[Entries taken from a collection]
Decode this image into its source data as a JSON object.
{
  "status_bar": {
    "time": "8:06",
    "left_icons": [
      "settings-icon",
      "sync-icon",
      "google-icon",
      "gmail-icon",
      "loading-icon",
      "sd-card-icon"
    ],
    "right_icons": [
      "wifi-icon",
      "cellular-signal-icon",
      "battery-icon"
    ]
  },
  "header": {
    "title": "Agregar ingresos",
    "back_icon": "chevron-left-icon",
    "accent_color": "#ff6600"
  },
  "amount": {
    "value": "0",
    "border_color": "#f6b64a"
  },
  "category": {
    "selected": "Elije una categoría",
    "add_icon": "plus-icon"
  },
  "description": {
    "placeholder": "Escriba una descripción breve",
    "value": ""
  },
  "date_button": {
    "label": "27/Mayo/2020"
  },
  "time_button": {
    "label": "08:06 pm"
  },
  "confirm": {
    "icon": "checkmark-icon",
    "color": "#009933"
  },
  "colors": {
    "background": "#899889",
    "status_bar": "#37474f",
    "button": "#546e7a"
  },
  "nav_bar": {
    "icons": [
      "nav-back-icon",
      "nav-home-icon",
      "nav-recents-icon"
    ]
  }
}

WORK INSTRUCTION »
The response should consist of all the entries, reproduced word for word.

ANSWER BOX »
Decode this image into its source data as a JSON object.
{
  "status_bar": {
    "time": "8:06",
    "left_icons": [
      "settings-icon",
      "sync-icon",
      "google-icon",
      "gmail-icon",
      "loading-icon",
      "sd-card-icon"
    ],
    "right_icons": [
      "wifi-icon",
      "cellular-signal-icon",
      "battery-icon"
    ]
  },
  "header": {
    "title": "Agregar ingresos",
    "back_icon": "chevron-left-icon",
    "accent_color": "#ff6600"
  },
  "amount": {
    "value": "0",
    "border_color": "#f6b64a"
  },
  "category": {
    "selected": "Elije una categoría",
    "add_icon": "plus-icon"
  },
  "description": {
    "placeholder": "Escriba una descripción breve",
    "value": ""
  },
  "date_button": {
    "label": "27/Mayo/2020"
  },
  "time_button": {
    "label": "08:06 pm"
  },
  "confirm": {
    "icon": "checkmark-icon",
    "color": "#009933"
  },
  "colors": {
    "background": "#899889",
    "status_bar": "#37474f",
    "button": "#546e7a"
  },
  "nav_bar": {
    "icons": [
      "nav-back-icon",
      "nav-home-icon",
      "nav-recents-icon"
    ]
  }
}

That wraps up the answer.